▶ **Exercise details**: After locating the line that contains "Extract the structured" in the material below, copy that line and each one following it, exactly, up to the last line. Pictures stay out.

▶ **Data section**:
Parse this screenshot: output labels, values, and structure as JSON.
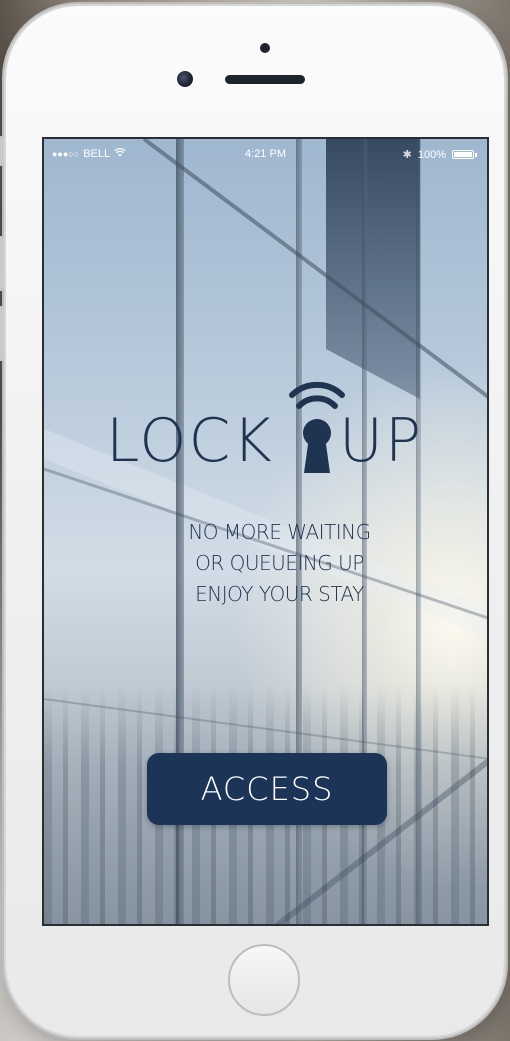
{
  "status_bar": {
    "signal": "●●●○○",
    "carrier": "BELL",
    "wifi_icon": "wifi-icon",
    "time": "4:21 PM",
    "bluetooth": "✱",
    "battery_text": "100%"
  },
  "logo": {
    "left_text": "LOCK",
    "right_text": "UP",
    "icon": "keyhole-wifi-icon",
    "color": "#1f3450"
  },
  "tagline": {
    "lines": [
      "NO MORE WAITING",
      "OR QUEUEING UP",
      "ENJOY YOUR STAY"
    ]
  },
  "access_button": {
    "label": "ACCESS",
    "color": "#1b3457"
  },
  "colors": {
    "brand_navy": "#1f3450",
    "button_navy": "#1b3457"
  }
}
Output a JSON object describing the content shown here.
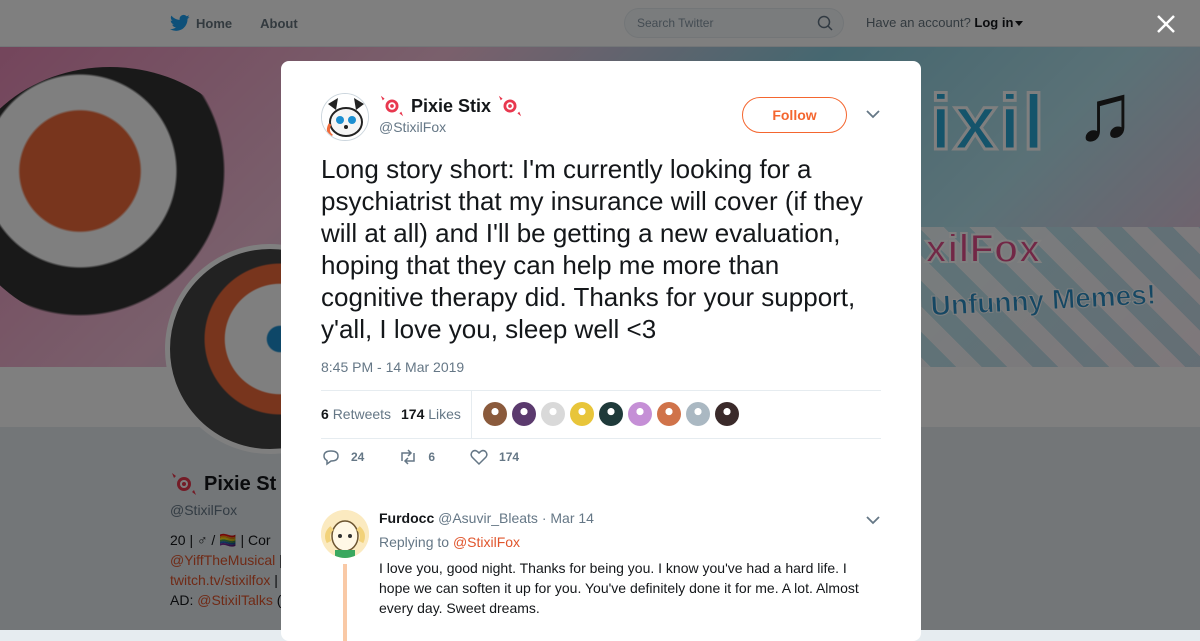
{
  "topbar": {
    "home_label": "Home",
    "about_label": "About",
    "search_placeholder": "Search Twitter",
    "account_text": "Have an account?",
    "login_label": "Log in"
  },
  "banner": {
    "title_fragment": "ixil",
    "subtitle_fragment": "xilFox",
    "tagline_fragment": "l Unfunny Memes!"
  },
  "profile": {
    "name": "Pixie St",
    "handle": "@StixilFox",
    "bio_line1": "20 | ♂ / 🏳️‍🌈 | Cor",
    "bio_link1": "@YiffTheMusical",
    "bio_link1_suffix": " |",
    "bio_link2": "twitch.tv/stixilfox",
    "bio_link2_suffix": " |",
    "bio_ad_prefix": "AD: ",
    "bio_ad_link": "@StixilTalks",
    "bio_ad_suffix": " ("
  },
  "tweet": {
    "author_name": "Pixie Stix",
    "author_handle": "@StixilFox",
    "follow_label": "Follow",
    "text": "Long story short: I'm currently looking for a psychiatrist that my insurance will cover (if they will at all) and I'll be getting a new evaluation, hoping that they can help me more than cognitive therapy did. Thanks for your support, y'all, I love you, sleep well <3",
    "timestamp": "8:45 PM - 14 Mar 2019",
    "retweets_count": "6",
    "retweets_label": "Retweets",
    "likes_count": "174",
    "likes_label": "Likes",
    "reply_count": "24",
    "retweet_count_action": "6",
    "like_count_action": "174",
    "liker_colors": [
      "#8a5a3c",
      "#5b3a6e",
      "#d9d9d9",
      "#e8c53a",
      "#1f3a3a",
      "#c58fd6",
      "#d0734a",
      "#aab8c2",
      "#3a2a2a"
    ]
  },
  "reply": {
    "author_name": "Furdocc",
    "author_handle": "@Asuvir_Bleats",
    "date": "· Mar 14",
    "replying_prefix": "Replying to",
    "replying_to": "@StixilFox",
    "text": "I love you, good night. Thanks for being you. I know you've had a hard life. I hope we can soften it up for you. You've definitely done it for me. A lot. Almost every day. Sweet dreams."
  },
  "colors": {
    "accent": "#f4662f",
    "link": "#e0552c",
    "twitter_blue": "#1da1f2"
  }
}
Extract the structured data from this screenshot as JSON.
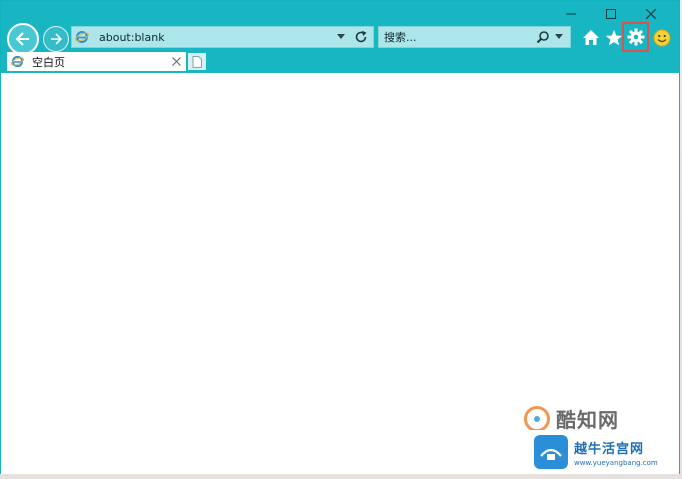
{
  "window": {
    "caption": {
      "minimize": "–",
      "maximize": "☐",
      "close": "✕"
    }
  },
  "address_bar": {
    "url": "about:blank"
  },
  "search_bar": {
    "placeholder": "搜索..."
  },
  "tabs": [
    {
      "title": "空白页",
      "close": "×"
    }
  ],
  "watermark": {
    "brand1": "酷知网",
    "brand2": "越牛活宫网",
    "url2": "www.yueyangbang.com"
  },
  "colors": {
    "chrome": "#18b6c2",
    "field": "#ace6ea",
    "highlight_box": "#d9534f"
  },
  "icons": [
    "back-icon",
    "forward-icon",
    "ie-icon",
    "dropdown-icon",
    "refresh-icon",
    "search-icon",
    "home-icon",
    "favorites-icon",
    "gear-icon",
    "smiley-icon",
    "new-tab-icon"
  ]
}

▶ **Result of this exercise**:
Extract the structured data from this screenshot as JSON.
{
  "window": {
    "caption": {
      "minimize": "–",
      "maximize": "☐",
      "close": "✕"
    }
  },
  "address_bar": {
    "url": "about:blank"
  },
  "search_bar": {
    "placeholder": "搜索..."
  },
  "tabs": [
    {
      "title": "空白页",
      "close": "×"
    }
  ],
  "watermark": {
    "brand1": "酷知网",
    "brand2": "越牛活宫网",
    "url2": "www.yueyangbang.com"
  },
  "colors": {
    "chrome": "#18b6c2",
    "field": "#ace6ea",
    "highlight_box": "#d9534f"
  },
  "icons": [
    "back-icon",
    "forward-icon",
    "ie-icon",
    "dropdown-icon",
    "refresh-icon",
    "search-icon",
    "home-icon",
    "favorites-icon",
    "gear-icon",
    "smiley-icon",
    "new-tab-icon"
  ]
}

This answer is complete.